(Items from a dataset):

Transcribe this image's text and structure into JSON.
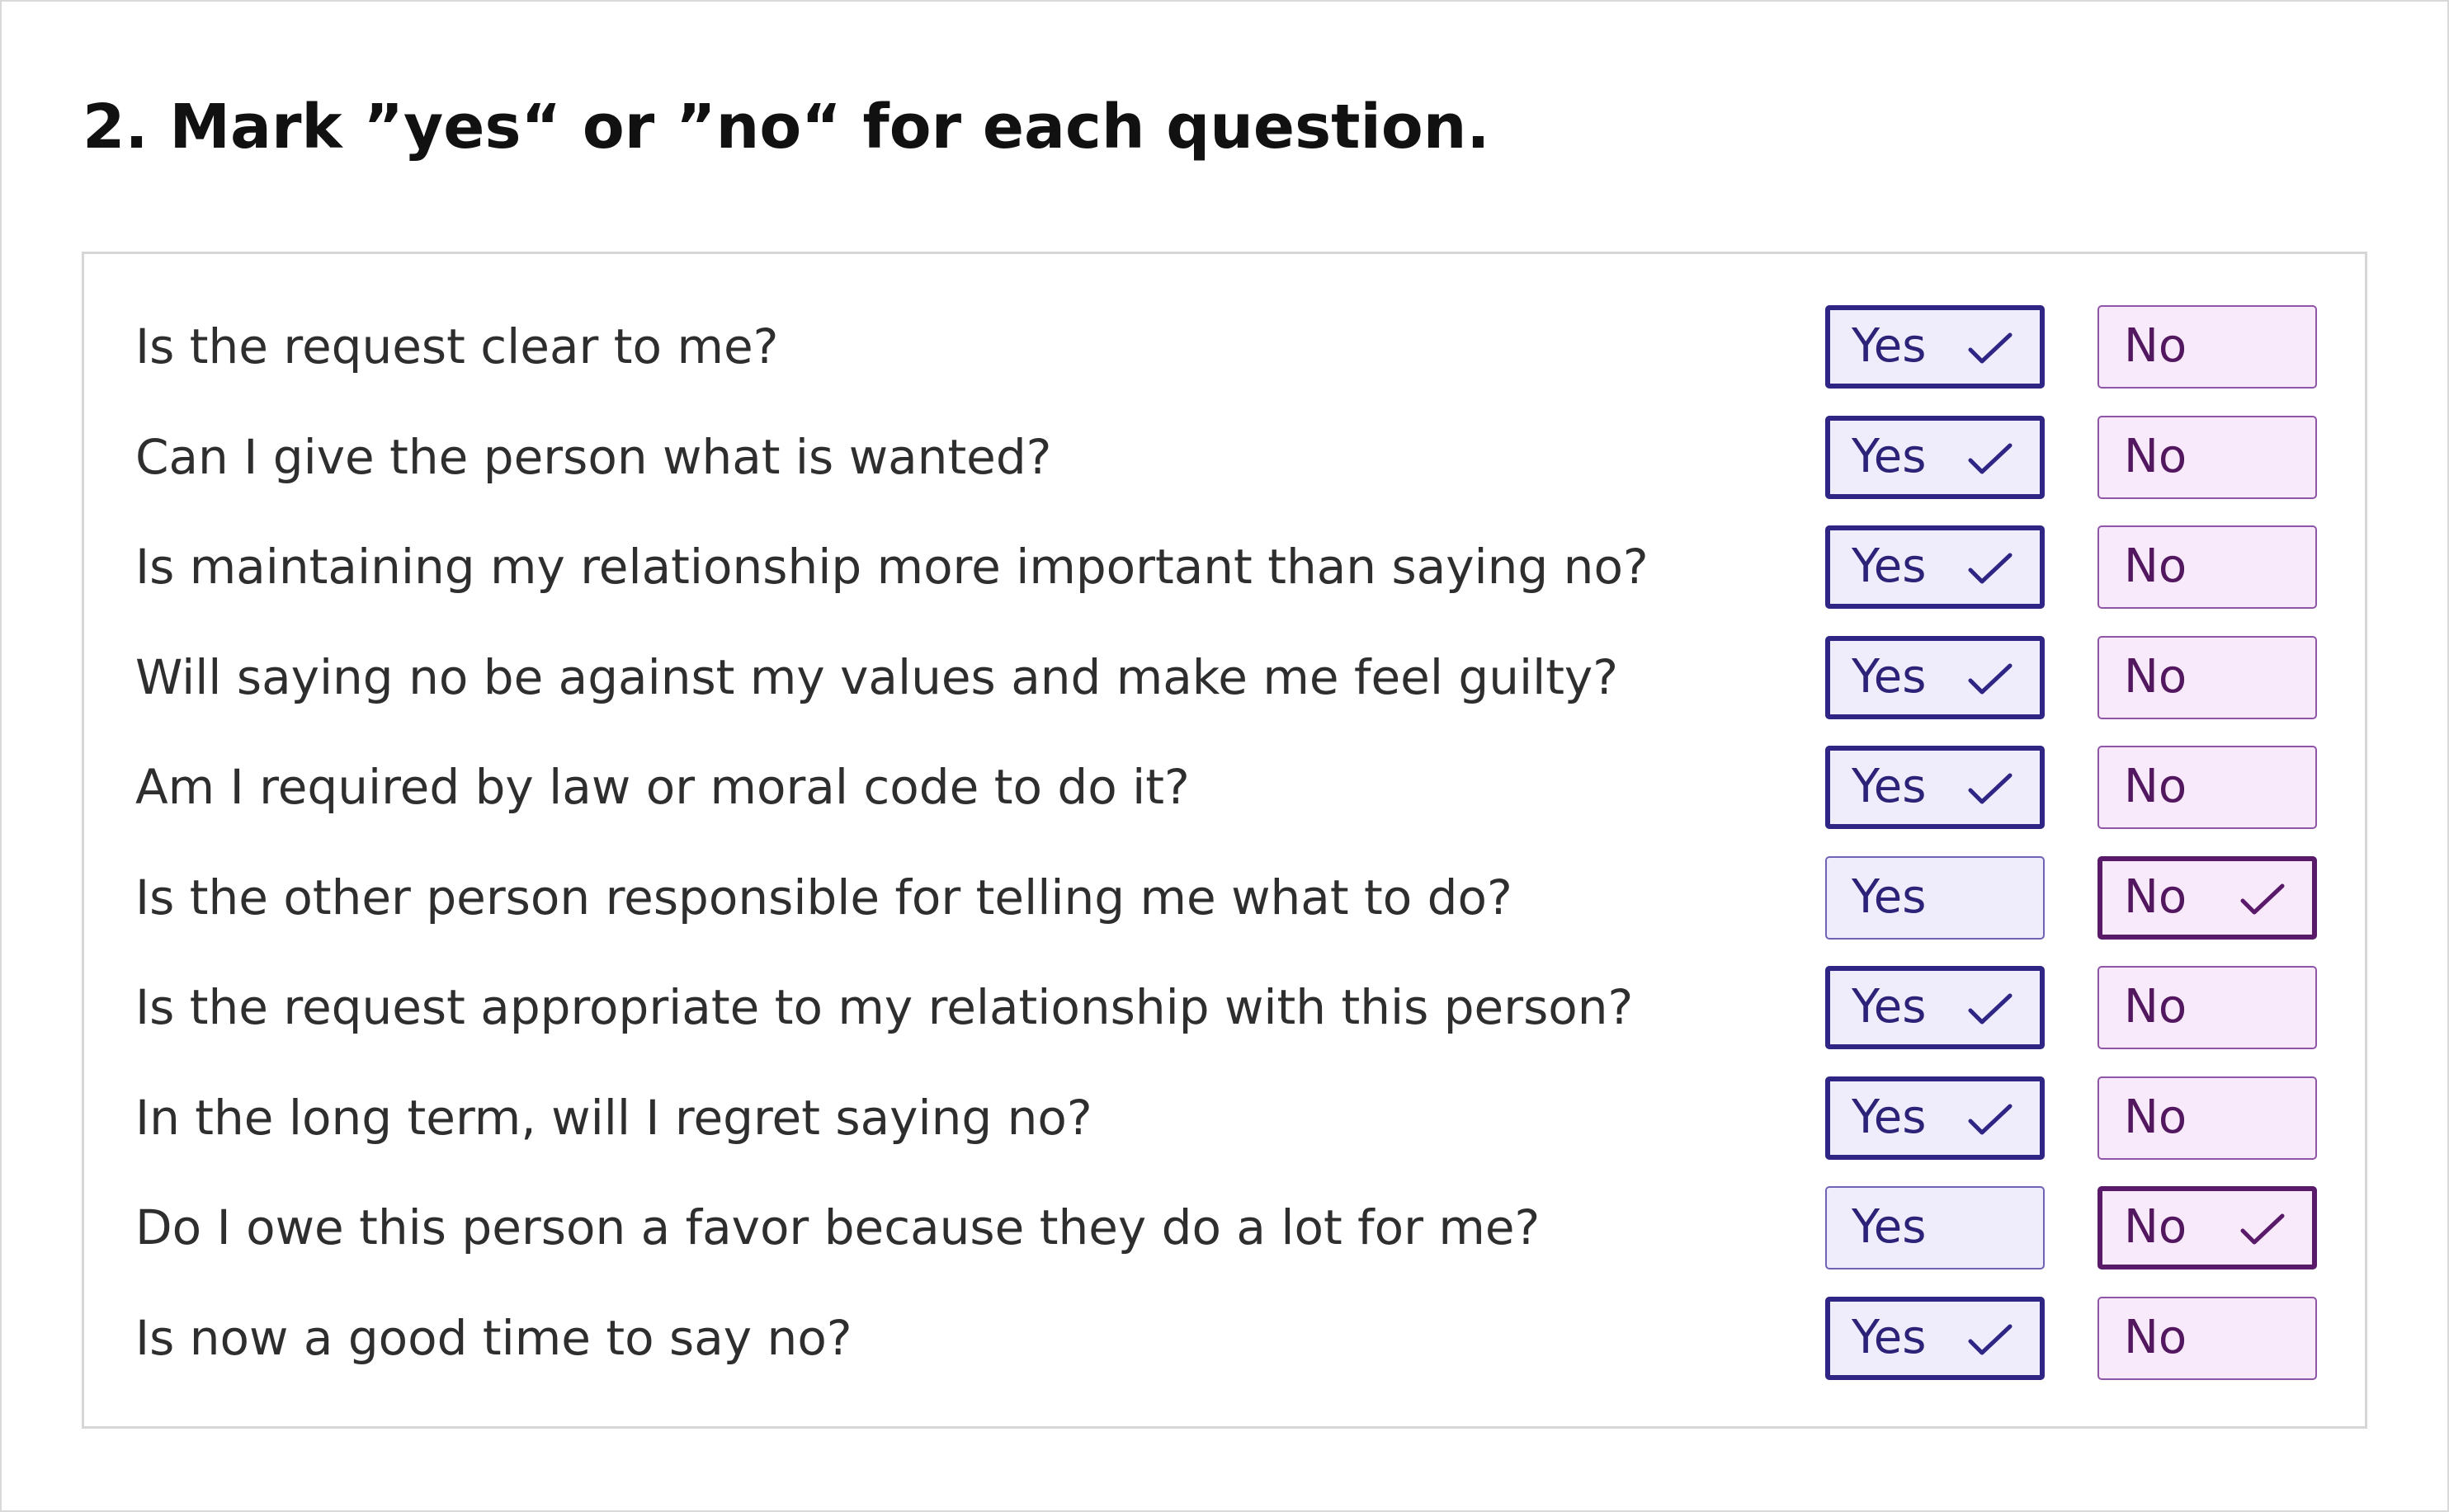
{
  "heading": "2. Mark ”yes“ or ”no“ for each question.",
  "options": {
    "yes_label": "Yes",
    "no_label": "No"
  },
  "icons": {
    "selected_mark": "checkmark-icon"
  },
  "colors": {
    "yes_fill": "#efedfc",
    "yes_border": "#2f2584",
    "no_fill": "#f8e9fb",
    "no_border": "#5a1a6a"
  },
  "questions": [
    {
      "text": "Is the request clear to me?",
      "answer": "yes"
    },
    {
      "text": "Can I give the person what is wanted?",
      "answer": "yes"
    },
    {
      "text": "Is maintaining my relationship more important than saying no?",
      "answer": "yes"
    },
    {
      "text": "Will saying no be against my values and make me feel guilty?",
      "answer": "yes"
    },
    {
      "text": "Am I required by law or moral code to do it?",
      "answer": "yes"
    },
    {
      "text": "Is the other person responsible for telling me what to do?",
      "answer": "no"
    },
    {
      "text": "Is the request appropriate to my relationship with this person?",
      "answer": "yes"
    },
    {
      "text": "In the long term, will I regret saying no?",
      "answer": "yes"
    },
    {
      "text": "Do I owe this person a favor because they do a lot for me?",
      "answer": "no"
    },
    {
      "text": "Is now a good time to say no?",
      "answer": "yes"
    }
  ]
}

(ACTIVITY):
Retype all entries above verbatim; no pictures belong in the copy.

(WORKED SOLUTION):
Transcribe this image's text and structure into JSON.
{
  "heading": "2. Mark ”yes“ or ”no“ for each question.",
  "options": {
    "yes_label": "Yes",
    "no_label": "No"
  },
  "icons": {
    "selected_mark": "checkmark-icon"
  },
  "colors": {
    "yes_fill": "#efedfc",
    "yes_border": "#2f2584",
    "no_fill": "#f8e9fb",
    "no_border": "#5a1a6a"
  },
  "questions": [
    {
      "text": "Is the request clear to me?",
      "answer": "yes"
    },
    {
      "text": "Can I give the person what is wanted?",
      "answer": "yes"
    },
    {
      "text": "Is maintaining my relationship more important than saying no?",
      "answer": "yes"
    },
    {
      "text": "Will saying no be against my values and make me feel guilty?",
      "answer": "yes"
    },
    {
      "text": "Am I required by law or moral code to do it?",
      "answer": "yes"
    },
    {
      "text": "Is the other person responsible for telling me what to do?",
      "answer": "no"
    },
    {
      "text": "Is the request appropriate to my relationship with this person?",
      "answer": "yes"
    },
    {
      "text": "In the long term, will I regret saying no?",
      "answer": "yes"
    },
    {
      "text": "Do I owe this person a favor because they do a lot for me?",
      "answer": "no"
    },
    {
      "text": "Is now a good time to say no?",
      "answer": "yes"
    }
  ]
}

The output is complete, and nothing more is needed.